* What needs to be done *
Reproduce all of the entries character for character, while leaving out any pictures they contain.

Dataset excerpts
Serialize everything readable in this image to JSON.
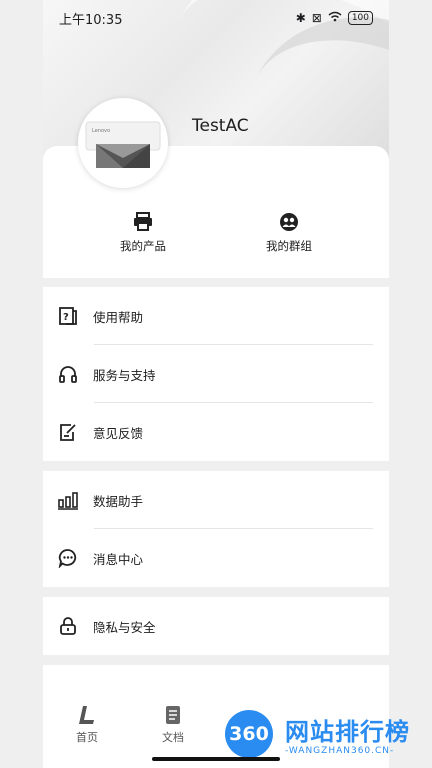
{
  "status_bar": {
    "time": "上午10:35",
    "battery": "100"
  },
  "profile": {
    "username": "TestAC",
    "device_brand": "Lenovo"
  },
  "shortcuts": [
    {
      "label": "我的产品",
      "icon": "printer-icon"
    },
    {
      "label": "我的群组",
      "icon": "group-icon"
    }
  ],
  "menu_groups": [
    [
      {
        "label": "使用帮助",
        "icon": "help-book-icon"
      },
      {
        "label": "服务与支持",
        "icon": "headphones-icon"
      },
      {
        "label": "意见反馈",
        "icon": "feedback-edit-icon"
      }
    ],
    [
      {
        "label": "数据助手",
        "icon": "bar-chart-icon"
      },
      {
        "label": "消息中心",
        "icon": "message-bubble-icon"
      }
    ],
    [
      {
        "label": "隐私与安全",
        "icon": "lock-icon"
      }
    ]
  ],
  "tabbar": [
    {
      "label": "首页",
      "icon": "home-l-icon"
    },
    {
      "label": "文档",
      "icon": "document-icon"
    }
  ],
  "watermark": {
    "badge": "360",
    "title": "网站排行榜",
    "subtitle": "-WANGZHAN360.CN-"
  }
}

* Response *
Serialize everything readable in this image to JSON.
{
  "status_bar": {
    "time": "上午10:35",
    "battery": "100"
  },
  "profile": {
    "username": "TestAC",
    "device_brand": "Lenovo"
  },
  "shortcuts": [
    {
      "label": "我的产品",
      "icon": "printer-icon"
    },
    {
      "label": "我的群组",
      "icon": "group-icon"
    }
  ],
  "menu_groups": [
    [
      {
        "label": "使用帮助",
        "icon": "help-book-icon"
      },
      {
        "label": "服务与支持",
        "icon": "headphones-icon"
      },
      {
        "label": "意见反馈",
        "icon": "feedback-edit-icon"
      }
    ],
    [
      {
        "label": "数据助手",
        "icon": "bar-chart-icon"
      },
      {
        "label": "消息中心",
        "icon": "message-bubble-icon"
      }
    ],
    [
      {
        "label": "隐私与安全",
        "icon": "lock-icon"
      }
    ]
  ],
  "tabbar": [
    {
      "label": "首页",
      "icon": "home-l-icon"
    },
    {
      "label": "文档",
      "icon": "document-icon"
    }
  ],
  "watermark": {
    "badge": "360",
    "title": "网站排行榜",
    "subtitle": "-WANGZHAN360.CN-"
  }
}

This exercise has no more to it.